Component data from apps and pages
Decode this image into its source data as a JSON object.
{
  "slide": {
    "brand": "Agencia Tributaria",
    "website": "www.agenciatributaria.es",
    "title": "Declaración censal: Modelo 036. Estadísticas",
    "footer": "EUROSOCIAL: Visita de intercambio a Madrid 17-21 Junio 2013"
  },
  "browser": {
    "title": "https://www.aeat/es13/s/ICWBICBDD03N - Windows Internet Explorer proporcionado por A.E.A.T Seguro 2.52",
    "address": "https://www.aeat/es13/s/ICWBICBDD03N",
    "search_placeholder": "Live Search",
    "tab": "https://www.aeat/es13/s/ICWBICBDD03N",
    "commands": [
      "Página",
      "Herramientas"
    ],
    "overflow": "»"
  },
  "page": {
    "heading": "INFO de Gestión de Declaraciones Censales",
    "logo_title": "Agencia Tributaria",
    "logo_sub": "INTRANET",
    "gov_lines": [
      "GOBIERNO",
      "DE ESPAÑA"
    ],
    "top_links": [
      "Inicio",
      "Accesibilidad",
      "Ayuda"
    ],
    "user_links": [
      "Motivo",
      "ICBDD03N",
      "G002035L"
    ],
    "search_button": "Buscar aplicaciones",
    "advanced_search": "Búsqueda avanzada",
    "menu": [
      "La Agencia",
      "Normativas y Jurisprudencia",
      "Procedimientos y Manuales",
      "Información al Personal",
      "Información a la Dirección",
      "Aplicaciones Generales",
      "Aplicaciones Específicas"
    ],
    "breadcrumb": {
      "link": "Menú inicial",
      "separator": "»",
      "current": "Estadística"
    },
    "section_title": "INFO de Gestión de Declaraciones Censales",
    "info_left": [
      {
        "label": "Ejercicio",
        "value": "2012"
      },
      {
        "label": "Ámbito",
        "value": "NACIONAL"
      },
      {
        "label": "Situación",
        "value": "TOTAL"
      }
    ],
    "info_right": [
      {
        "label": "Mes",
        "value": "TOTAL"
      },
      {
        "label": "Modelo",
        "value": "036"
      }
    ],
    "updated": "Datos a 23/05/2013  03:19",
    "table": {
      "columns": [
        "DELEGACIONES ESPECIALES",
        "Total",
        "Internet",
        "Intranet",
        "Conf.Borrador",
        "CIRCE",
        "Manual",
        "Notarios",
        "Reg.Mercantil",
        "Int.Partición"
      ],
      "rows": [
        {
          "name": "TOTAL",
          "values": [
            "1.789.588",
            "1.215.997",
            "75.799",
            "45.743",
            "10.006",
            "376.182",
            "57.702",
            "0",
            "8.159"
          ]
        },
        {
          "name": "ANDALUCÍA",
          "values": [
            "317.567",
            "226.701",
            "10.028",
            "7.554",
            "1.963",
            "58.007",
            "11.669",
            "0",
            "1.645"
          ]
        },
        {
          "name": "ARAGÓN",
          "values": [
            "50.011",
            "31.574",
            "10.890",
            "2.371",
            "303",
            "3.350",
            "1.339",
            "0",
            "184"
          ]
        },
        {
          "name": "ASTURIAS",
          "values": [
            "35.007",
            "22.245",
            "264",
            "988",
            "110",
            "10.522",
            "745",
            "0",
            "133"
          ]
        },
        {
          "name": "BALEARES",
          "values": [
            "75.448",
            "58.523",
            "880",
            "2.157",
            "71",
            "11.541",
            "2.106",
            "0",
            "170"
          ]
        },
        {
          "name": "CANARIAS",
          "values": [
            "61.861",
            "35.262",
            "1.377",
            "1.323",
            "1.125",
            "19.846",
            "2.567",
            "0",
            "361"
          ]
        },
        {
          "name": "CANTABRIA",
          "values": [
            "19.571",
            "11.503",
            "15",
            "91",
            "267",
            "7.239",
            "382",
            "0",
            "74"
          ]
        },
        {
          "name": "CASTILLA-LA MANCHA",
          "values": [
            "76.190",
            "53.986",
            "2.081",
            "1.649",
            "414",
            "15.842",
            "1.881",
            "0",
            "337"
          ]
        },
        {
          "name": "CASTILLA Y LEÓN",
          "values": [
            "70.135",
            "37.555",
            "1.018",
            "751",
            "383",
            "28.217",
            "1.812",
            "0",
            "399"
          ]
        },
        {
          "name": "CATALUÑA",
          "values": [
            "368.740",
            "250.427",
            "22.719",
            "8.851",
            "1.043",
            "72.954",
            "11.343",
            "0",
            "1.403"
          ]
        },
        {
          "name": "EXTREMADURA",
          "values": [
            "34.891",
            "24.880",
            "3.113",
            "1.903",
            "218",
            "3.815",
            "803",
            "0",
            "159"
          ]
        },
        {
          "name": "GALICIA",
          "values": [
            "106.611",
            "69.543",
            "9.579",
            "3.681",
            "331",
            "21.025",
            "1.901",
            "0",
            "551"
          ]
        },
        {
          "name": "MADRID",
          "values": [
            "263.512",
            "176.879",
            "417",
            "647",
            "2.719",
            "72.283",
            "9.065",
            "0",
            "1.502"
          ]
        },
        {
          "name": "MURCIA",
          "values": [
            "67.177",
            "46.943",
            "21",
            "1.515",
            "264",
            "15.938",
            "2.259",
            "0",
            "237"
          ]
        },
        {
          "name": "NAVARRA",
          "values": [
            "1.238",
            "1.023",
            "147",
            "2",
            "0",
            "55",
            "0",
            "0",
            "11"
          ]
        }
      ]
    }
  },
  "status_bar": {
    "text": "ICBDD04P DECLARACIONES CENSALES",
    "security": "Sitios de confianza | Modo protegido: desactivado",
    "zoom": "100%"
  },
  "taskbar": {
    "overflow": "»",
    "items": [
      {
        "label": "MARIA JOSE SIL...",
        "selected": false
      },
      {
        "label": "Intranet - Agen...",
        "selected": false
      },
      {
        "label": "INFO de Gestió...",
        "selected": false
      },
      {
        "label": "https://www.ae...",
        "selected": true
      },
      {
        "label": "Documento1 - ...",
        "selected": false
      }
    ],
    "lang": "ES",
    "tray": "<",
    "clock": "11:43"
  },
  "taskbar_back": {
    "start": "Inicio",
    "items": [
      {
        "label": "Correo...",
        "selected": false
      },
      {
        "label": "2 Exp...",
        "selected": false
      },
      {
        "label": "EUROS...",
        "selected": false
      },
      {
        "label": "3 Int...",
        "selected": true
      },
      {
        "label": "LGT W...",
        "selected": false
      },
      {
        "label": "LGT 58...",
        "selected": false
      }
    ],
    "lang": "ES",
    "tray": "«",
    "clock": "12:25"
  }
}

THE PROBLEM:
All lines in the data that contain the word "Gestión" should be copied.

ANSWER SPACE:
    "heading": "INFO de Gestión de Declaraciones Censales",
    "section_title": "INFO de Gestión de Declaraciones Censales",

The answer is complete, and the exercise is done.